_Your goal_
Filter the records below for the word "title". Copy each line that holds it.

_Recorded information_
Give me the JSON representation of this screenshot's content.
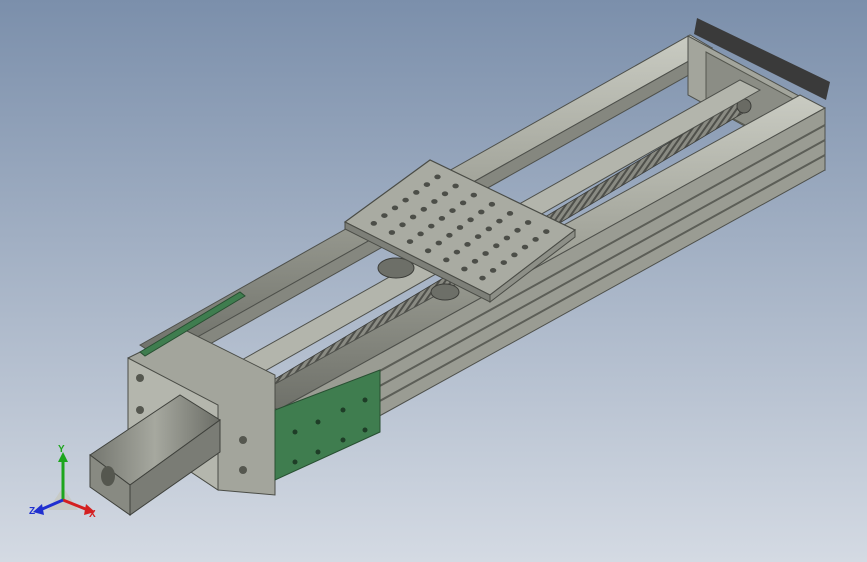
{
  "viewport": {
    "background_top": "#7b8fab",
    "background_bottom": "#d4dae3"
  },
  "model": {
    "frame_color": "#9ea096",
    "frame_dark": "#6b6d66",
    "frame_light": "#c6c8bf",
    "plate_color": "#a7a89f",
    "green_plate": "#3f7d4f",
    "motor_color": "#8f918a",
    "screw_color": "#7f8077"
  },
  "triad": {
    "x_label": "X",
    "y_label": "Y",
    "z_label": "Z",
    "x_color": "#d42020",
    "y_color": "#1da51d",
    "z_color": "#2030d0"
  }
}
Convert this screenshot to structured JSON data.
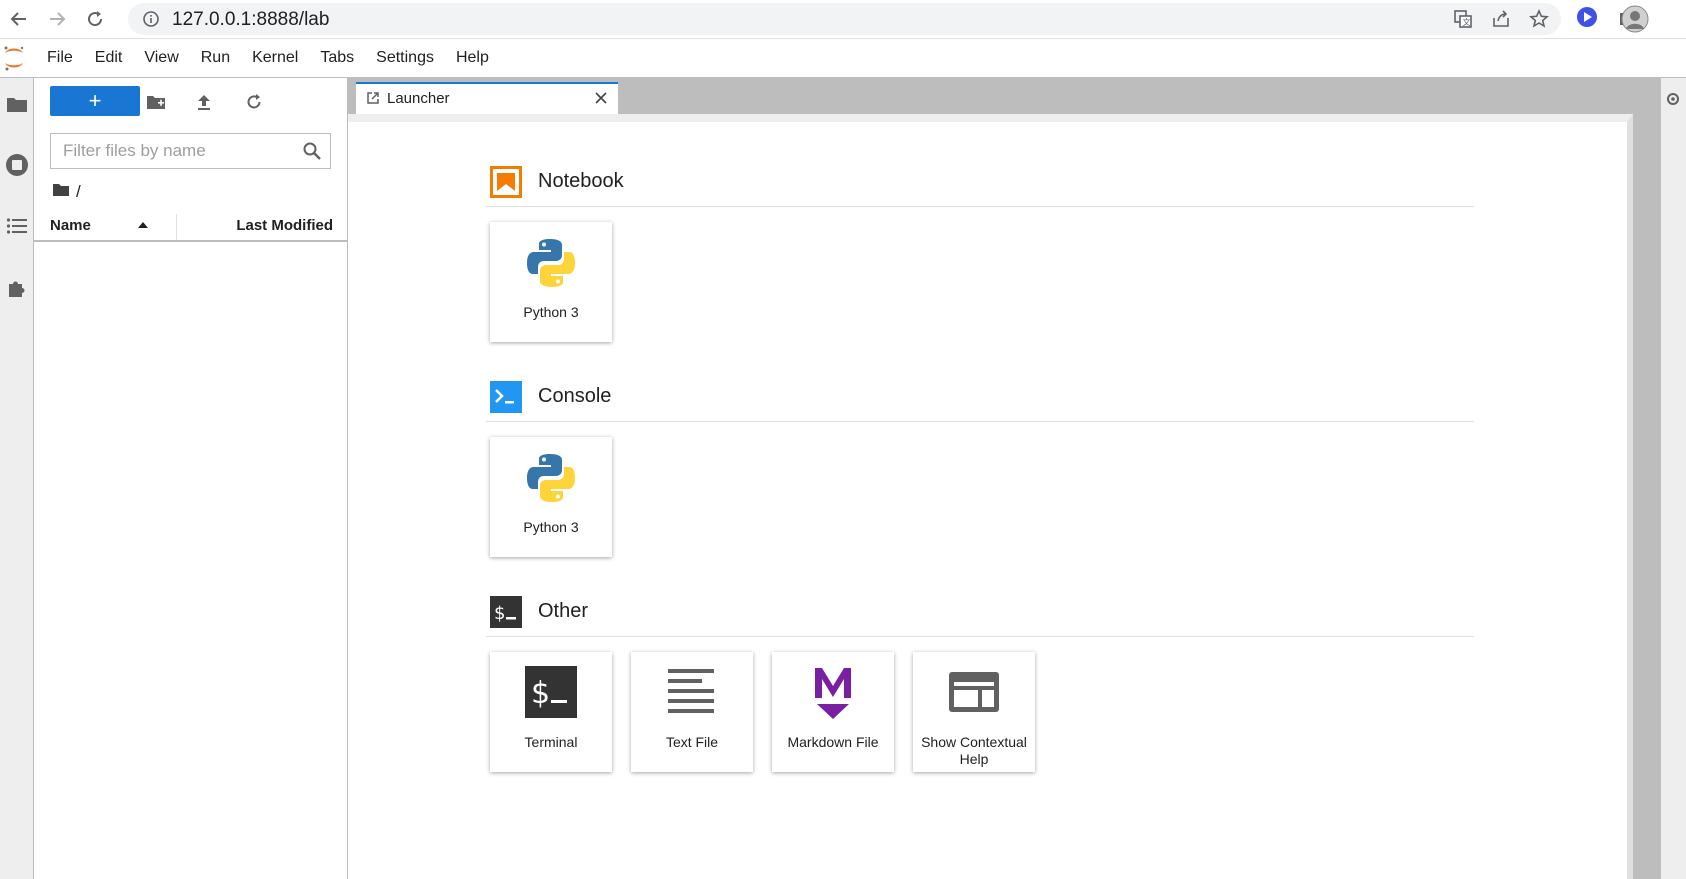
{
  "browser": {
    "url": "127.0.0.1:8888/lab",
    "nav_icons": [
      "back-arrow-icon",
      "forward-arrow-icon",
      "reload-icon"
    ],
    "address_actions": [
      "translate-icon",
      "share-icon",
      "bookmark-star-icon"
    ],
    "extension_icons": [
      "extension-play-icon",
      "extensions-puzzle-icon",
      "profile-avatar-icon"
    ]
  },
  "menubar": {
    "items": [
      "File",
      "Edit",
      "View",
      "Run",
      "Kernel",
      "Tabs",
      "Settings",
      "Help"
    ]
  },
  "filebrowser": {
    "new_launcher_label": "+",
    "filter_placeholder": "Filter files by name",
    "breadcrumb": "/",
    "columns": {
      "name": "Name",
      "last_modified": "Last Modified"
    }
  },
  "tab": {
    "label": "Launcher"
  },
  "launcher": {
    "sections": [
      {
        "title": "Notebook",
        "cards": [
          "Python 3"
        ]
      },
      {
        "title": "Console",
        "cards": [
          "Python 3"
        ]
      },
      {
        "title": "Other",
        "cards": [
          "Terminal",
          "Text File",
          "Markdown File",
          "Show Contextual Help"
        ]
      }
    ]
  },
  "colors": {
    "accent": "#1976d2",
    "notebook_orange": "#f57c00",
    "console_blue": "#2196f3",
    "markdown_purple": "#7b1fa2",
    "terminal_dark": "#333333"
  }
}
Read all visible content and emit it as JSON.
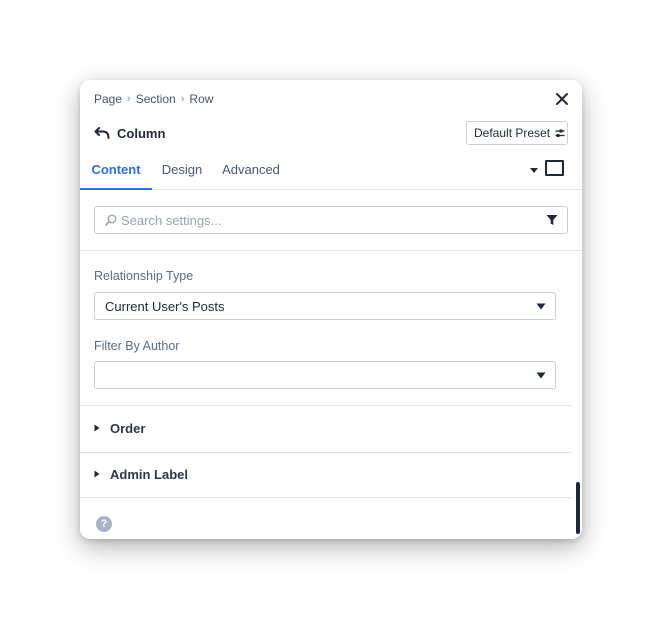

_Output for this task_
        "title": "Notebook",
        "title": "Console",
        "title": "Other",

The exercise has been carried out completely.